Making the case for the NASCAR Hall
May, 23, 2012
By Matt Willis, ESPN Stats & Info | ESPN.com
ISC Images & Archives/Getty ImagesBuck Baker is the first driver to win back-to-back Cup titles in 1956 and 1957.
Each of the first three classes were armed with big-name superstars: Richard Petty and Dale Earnhardt in the first, David Pearson and Bobby Allison in the second, and Darrell Waltrip and Cale Yarborough in the third.
NASCAR has recognized its big-name superstars from the 1970s and 1980s, along with influential owners and crew chiefs, not to mention the founders of the sport. But overlooked have been the pioneer drivers that set the framework for the sport in the early days, the 1950s and early 60s.
Their biggest drawback? Not driving in the era where races were widely televised, and not being able to be there to give induction speeches in person.
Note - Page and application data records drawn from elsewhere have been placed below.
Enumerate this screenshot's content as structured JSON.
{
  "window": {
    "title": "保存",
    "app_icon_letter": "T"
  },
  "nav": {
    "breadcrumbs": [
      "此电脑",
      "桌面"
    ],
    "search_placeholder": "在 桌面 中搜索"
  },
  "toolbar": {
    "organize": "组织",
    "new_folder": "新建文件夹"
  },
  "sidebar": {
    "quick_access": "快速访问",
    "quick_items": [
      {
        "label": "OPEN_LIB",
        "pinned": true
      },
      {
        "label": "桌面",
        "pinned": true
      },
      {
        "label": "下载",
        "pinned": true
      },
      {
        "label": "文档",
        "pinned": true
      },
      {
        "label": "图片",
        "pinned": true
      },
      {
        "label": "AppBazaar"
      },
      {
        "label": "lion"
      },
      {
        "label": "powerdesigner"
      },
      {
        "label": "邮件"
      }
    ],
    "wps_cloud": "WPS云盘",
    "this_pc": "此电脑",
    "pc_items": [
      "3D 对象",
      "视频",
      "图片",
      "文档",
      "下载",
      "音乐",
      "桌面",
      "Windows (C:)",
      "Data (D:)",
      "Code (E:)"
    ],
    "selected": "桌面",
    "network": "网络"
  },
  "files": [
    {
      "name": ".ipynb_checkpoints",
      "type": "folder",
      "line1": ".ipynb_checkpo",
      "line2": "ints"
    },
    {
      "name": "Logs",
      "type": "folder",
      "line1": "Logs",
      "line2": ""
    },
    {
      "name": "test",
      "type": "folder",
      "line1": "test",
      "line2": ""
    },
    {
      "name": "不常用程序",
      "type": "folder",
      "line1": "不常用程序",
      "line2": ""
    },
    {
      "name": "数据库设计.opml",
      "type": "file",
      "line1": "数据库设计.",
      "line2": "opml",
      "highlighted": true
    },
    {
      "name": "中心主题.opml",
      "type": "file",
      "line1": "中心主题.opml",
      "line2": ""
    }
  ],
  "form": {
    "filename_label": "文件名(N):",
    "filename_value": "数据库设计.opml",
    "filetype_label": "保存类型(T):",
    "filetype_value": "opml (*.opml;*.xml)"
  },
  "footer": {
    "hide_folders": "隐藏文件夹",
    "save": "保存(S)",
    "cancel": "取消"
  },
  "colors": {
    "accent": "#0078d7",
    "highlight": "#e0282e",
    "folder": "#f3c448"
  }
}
Their stats speak for themselves. There’s Herb Thomas and Tim Flock, the only drivers in Cup Series history to make at least 100 starts, and win more than 20 percent of them. Thomas has a 21.1 win percentage, Flock a 20.6. Both won a pair of titles and rank within top 20 all-time in wins, but both did the bulk of their winning in the early 1950s.
Also up for induction is Buck Baker, the first driver to win back-to-back Cup titles (1956-57), along with Joe Weatherly, who also won back-to-back titles (1962-63), but died following a racing accident at Riverside in 1964.
Straying from the pioneers, a recent name, but perhaps a longshot given that it’s his first year on the ballot, is Rusty Wallace. Among the drivers in the top dozen all-time in Cup wins, everyone who is retired is in the NASCAR Hall of Fame with the exception of Wallace.
But to show I’m not entirely biased towards the NASCAR driving pioneers, based on who is in the Hall of Fame already amongst car owners, Junior Johnson, Bud Moore and Glen Wood, two of the most-successful owners are also for up induction this year.
Only four owners have won more than five Cup championships, two are already in, Richard/Lee Petty for Petty Enterprises, and Junior Johnson. The other two are Rick Hendrick and Richard Childress, both of whom are nominees once again. Those two are also the owners of two of the five teams with at least 100 Cup wins.
NASCAR’s first few classes honored those who became household names as NASCAR rose to national prominence. But this one should star the trend of honoring those who laid the framework of the sport years before.